> ACTIVITY
Scan the entries line by line and return those with "Scenario".

══ SOURCE MATERIAL

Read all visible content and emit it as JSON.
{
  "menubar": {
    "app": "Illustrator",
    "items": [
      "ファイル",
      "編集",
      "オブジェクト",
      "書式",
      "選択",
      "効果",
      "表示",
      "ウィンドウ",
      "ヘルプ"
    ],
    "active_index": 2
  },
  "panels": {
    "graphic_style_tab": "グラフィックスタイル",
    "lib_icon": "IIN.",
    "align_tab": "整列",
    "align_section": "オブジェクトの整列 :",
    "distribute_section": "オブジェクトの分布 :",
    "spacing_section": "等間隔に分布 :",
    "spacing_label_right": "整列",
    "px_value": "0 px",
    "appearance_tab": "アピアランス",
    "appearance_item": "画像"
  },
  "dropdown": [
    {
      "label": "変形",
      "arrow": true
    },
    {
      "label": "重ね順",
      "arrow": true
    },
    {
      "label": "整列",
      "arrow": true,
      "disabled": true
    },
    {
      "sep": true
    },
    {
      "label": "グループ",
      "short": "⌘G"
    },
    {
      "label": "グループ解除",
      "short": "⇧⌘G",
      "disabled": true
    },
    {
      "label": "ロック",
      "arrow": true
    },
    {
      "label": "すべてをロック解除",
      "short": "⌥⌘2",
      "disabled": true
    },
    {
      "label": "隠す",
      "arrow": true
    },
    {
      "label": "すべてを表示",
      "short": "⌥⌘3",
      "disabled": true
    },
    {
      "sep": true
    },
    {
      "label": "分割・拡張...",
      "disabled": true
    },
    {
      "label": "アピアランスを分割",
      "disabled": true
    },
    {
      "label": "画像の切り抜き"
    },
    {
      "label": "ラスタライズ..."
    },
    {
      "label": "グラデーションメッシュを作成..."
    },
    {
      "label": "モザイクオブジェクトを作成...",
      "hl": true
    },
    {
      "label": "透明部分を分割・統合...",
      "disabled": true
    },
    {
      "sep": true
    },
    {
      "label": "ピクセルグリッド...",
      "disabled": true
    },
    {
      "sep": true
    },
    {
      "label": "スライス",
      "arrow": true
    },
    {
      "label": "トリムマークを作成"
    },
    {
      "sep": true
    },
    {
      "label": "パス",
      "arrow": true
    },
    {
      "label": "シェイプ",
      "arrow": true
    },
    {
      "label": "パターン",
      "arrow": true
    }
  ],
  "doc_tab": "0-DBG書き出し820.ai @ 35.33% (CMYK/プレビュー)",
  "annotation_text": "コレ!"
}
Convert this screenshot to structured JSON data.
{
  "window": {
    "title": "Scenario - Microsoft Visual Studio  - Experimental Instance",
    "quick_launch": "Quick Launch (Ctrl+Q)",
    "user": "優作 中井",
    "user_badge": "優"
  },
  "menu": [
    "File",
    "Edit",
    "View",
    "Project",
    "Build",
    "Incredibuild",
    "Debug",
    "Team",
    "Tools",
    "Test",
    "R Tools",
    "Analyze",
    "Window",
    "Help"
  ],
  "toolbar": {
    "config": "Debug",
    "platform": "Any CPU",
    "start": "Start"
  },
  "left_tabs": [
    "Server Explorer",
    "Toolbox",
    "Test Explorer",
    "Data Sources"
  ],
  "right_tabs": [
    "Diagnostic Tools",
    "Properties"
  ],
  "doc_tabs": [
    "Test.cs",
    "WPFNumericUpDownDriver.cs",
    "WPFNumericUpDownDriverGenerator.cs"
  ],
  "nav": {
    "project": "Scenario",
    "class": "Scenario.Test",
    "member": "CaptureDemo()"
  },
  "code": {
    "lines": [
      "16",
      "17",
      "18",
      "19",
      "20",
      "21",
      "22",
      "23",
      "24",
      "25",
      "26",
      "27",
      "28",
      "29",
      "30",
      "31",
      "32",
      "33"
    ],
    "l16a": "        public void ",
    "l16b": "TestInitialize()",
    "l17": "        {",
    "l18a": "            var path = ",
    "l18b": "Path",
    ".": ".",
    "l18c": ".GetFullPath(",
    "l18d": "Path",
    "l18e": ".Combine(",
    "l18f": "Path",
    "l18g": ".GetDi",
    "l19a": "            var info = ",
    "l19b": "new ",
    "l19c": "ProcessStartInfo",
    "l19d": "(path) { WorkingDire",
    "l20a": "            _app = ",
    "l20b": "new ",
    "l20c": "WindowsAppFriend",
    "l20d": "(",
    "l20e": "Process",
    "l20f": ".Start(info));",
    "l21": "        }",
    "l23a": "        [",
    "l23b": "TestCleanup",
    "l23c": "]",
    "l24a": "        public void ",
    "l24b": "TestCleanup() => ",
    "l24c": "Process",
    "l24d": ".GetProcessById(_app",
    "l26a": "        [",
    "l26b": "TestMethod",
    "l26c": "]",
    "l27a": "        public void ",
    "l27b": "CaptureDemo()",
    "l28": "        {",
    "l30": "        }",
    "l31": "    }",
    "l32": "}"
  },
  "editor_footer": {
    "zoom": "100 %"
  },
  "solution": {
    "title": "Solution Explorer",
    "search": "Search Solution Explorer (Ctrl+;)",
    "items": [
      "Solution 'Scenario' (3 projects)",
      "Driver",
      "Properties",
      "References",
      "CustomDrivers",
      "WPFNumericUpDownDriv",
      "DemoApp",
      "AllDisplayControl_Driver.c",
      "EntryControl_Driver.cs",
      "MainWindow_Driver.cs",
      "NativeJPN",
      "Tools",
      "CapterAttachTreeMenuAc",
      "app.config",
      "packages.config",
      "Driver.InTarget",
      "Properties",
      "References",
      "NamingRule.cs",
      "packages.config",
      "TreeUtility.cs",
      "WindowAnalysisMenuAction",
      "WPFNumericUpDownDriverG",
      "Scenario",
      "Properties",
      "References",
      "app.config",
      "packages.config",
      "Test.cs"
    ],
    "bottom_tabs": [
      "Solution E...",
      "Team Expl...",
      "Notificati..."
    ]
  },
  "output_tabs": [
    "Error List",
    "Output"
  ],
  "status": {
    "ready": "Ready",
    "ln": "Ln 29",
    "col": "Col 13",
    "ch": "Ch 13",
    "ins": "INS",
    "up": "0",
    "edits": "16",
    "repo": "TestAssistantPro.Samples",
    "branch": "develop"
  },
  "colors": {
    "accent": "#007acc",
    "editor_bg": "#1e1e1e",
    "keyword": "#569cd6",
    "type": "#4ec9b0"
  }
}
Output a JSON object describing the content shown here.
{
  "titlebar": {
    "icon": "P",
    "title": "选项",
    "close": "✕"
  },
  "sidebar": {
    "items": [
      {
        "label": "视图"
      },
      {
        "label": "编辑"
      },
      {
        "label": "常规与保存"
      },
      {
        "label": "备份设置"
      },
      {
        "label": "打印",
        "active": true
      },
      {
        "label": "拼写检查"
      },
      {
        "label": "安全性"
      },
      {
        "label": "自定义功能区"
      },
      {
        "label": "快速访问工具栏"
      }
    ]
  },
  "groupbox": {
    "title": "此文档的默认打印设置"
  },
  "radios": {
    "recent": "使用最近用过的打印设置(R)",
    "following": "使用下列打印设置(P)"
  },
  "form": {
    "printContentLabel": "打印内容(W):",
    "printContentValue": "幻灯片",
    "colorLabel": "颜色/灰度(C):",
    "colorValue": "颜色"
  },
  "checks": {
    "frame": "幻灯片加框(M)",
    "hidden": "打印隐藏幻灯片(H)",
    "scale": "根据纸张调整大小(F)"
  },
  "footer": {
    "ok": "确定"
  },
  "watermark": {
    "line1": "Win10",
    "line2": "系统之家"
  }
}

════

> EXERCISE OUTPUT
    "title": "Scenario - Microsoft Visual Studio  - Experimental Instance",
    "project": "Scenario",
    "class": "Scenario.Test",
      "Solution 'Scenario' (3 projects)",
      "Scenario",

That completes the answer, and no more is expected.